"When I'm not attending school or doing homework, I'm doing housework," she said. During harvest season, her parents often pull her out of school to help them in the fields. Last year, she missed nearly 25 days that way.

In order to ease such pressures, Jharkhand state has, since 2001, given away 10,000 bicycles to disadvantaged schoolgirls between the ages of 13 and 17, according to Kiro, the welfare official. The purpose is to reward girls for staying enrolled, create more time for their studies and ease parents' fears about their daughters' safety during long, unescorted walks to school.

Staying in School

Before she got her bicycle in early 2002, Seema used to spend nearly an hour walking each way to and from school. Now she makes the trip in about 20 minutes, whizzing past glistening green rice paddies on a maroon one-speed with pictures of Bollywood movie stars pasted to the mud flaps. The bicycle has allowed her to squeeze in extra tutoring before school and devote more time to helping her mother around the house.

School officials say they have noticed a significant improvement in girls' attendance rates and academic performance since the program started, with the share of those passing their final exams rising from 35 percent to 55 percent in just two years.

But as Seema discovered one day last March, a bicycle by itself is no panacea. The news in her report card could hardly have been worse: She had failed her final exams in math, science and English and would have to repeat the 9th grade. Weeping inconsolably, she went to see her English teacher and informal mentor, Lucy Hansda, who pulled her into an empty classroom to try to calm her down.

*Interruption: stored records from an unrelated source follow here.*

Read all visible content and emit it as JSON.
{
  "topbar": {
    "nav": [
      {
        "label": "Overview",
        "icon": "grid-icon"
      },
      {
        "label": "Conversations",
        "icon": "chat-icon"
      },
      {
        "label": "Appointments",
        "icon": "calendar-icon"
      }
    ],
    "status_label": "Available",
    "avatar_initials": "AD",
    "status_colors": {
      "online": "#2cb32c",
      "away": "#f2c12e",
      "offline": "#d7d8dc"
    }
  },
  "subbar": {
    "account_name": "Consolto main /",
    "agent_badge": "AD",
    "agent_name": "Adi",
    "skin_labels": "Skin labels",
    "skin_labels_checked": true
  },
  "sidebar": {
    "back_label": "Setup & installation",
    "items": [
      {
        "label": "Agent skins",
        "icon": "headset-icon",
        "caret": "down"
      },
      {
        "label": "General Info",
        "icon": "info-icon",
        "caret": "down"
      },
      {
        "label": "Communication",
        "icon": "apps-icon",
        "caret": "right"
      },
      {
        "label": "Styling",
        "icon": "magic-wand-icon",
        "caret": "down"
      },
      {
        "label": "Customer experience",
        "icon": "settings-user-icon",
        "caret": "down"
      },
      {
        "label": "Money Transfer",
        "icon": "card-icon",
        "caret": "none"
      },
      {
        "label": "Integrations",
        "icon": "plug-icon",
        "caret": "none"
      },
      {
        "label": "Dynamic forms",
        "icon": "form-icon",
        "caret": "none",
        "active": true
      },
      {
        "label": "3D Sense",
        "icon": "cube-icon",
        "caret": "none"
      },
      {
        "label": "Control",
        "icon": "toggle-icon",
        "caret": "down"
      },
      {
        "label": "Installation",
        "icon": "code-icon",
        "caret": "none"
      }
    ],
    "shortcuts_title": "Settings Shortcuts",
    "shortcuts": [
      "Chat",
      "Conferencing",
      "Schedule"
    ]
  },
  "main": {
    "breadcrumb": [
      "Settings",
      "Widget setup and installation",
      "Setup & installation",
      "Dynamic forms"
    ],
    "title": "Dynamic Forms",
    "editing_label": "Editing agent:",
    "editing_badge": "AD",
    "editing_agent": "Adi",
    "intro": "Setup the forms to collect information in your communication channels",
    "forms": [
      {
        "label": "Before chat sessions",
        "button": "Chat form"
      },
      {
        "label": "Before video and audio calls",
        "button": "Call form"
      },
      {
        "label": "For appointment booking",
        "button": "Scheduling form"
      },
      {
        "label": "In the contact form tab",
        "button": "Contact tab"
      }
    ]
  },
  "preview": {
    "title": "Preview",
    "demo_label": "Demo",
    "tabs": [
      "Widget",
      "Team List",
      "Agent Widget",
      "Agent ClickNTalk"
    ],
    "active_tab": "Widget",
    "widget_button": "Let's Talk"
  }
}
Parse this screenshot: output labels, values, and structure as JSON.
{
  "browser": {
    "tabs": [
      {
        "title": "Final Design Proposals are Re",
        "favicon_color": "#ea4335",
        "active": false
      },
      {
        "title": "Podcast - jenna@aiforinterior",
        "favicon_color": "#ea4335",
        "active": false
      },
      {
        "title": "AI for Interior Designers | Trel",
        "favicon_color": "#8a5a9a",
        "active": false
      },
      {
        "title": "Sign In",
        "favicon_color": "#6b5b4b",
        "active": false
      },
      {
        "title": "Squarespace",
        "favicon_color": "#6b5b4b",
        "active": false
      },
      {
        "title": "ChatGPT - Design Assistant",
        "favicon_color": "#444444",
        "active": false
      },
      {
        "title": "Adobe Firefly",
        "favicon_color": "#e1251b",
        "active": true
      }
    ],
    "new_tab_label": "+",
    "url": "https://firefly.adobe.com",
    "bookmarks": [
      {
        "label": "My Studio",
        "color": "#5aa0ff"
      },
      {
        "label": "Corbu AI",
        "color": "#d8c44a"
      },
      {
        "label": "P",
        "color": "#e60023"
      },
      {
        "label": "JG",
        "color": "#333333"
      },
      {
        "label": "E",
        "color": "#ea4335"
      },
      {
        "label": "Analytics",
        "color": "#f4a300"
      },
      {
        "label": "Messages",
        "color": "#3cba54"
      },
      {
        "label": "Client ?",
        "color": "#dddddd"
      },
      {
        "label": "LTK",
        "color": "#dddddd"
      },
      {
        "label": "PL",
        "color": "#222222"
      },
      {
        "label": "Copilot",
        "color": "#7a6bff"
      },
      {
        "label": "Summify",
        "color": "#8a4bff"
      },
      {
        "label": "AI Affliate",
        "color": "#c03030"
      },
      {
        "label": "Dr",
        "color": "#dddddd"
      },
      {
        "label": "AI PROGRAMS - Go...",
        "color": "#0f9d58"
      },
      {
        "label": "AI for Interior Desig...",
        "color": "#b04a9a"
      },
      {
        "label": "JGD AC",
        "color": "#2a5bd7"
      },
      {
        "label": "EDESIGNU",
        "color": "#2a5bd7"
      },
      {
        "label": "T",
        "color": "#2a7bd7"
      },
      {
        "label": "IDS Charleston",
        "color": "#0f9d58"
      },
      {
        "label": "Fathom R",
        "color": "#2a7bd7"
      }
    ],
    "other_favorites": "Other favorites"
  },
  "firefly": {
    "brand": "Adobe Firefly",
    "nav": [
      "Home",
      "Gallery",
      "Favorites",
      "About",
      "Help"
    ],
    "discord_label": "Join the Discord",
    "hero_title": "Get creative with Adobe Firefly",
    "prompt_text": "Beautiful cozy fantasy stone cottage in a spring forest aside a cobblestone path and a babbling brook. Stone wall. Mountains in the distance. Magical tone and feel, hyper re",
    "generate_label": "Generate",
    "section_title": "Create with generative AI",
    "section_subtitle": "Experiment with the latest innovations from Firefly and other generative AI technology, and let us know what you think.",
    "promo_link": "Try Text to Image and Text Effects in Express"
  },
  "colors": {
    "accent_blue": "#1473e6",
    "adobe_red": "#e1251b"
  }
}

"I'm a girl; they won't let me study," Hansda, 34, recalled the teenager saying of her parents between sobs. After Seema warned that her mother would use the failing grades as an excuse to pull her out of school, Hansda, an Ursuline nun with a warm manner and a ready smile, promised to intercede.

During a meeting two days later at Hansda's convent, Seema's mother, Vimla, told the teacher that Seema would have to end her schooling because the family could no longer afford the cost of supplies and the annual tuition of 540 rupees, or $11, both women recalled.

But Hansda proved an effective ally. "Whatever you do, don't pull her out of school," Seema's mother recounted Hansda saying over the course of a lengthy, emotional conversation. "This is her age to study, and if you pull her out of school now, her life will be ruined."

Hansda told Vimla Mahato that she could pay Seema's tuition in installments and that the school would cover the cost of her daughter's notebooks. After a long chat that night, Seema's mother and father agreed to keep their daughter in school, at least for the time being.

Seema has another ally in her aunt, Shanti Devi, 34, her father's younger sister and the only member of the family to attend college.

During a visit to Kudri in June, Devi said she was distressed to hear that the teenager had almost been pulled out of school. She privately promised Seema that she would help pay for her schooling through the 12th grade, and even through college if she made it that far. "This is a secret plan of mine and my aunt," Seema said. "I'll convince my parents to delay my marriage if I pass the 10th grade."

One measure of Seema's enthusiasm for school is the effort she puts into getting ready for it. In the morning, after clearing away the breakfast dishes, she knelt in front of a small mirror. With a look of intense concentration, she plaited her hair, moisturized her face with cream and finished it off with a dusting of talcum powder.

Then she changed into her uniform, hopped onto her bike and pedaled off. Her braids streamed in the wind as the bicycle gathered speed.

Seema Mahato, 15, sweeps in front of her house, part of her daily menu of chores to complete before she is allowed to study. Seema Mahato, left, rides her bike home from school with friends. She got the bike under a plan to boost school attendance among girls by cutting travel time.Seema does her homework late one night by the light of a kerosene lamp. She often wakes up before dawn to finish her homework before chores.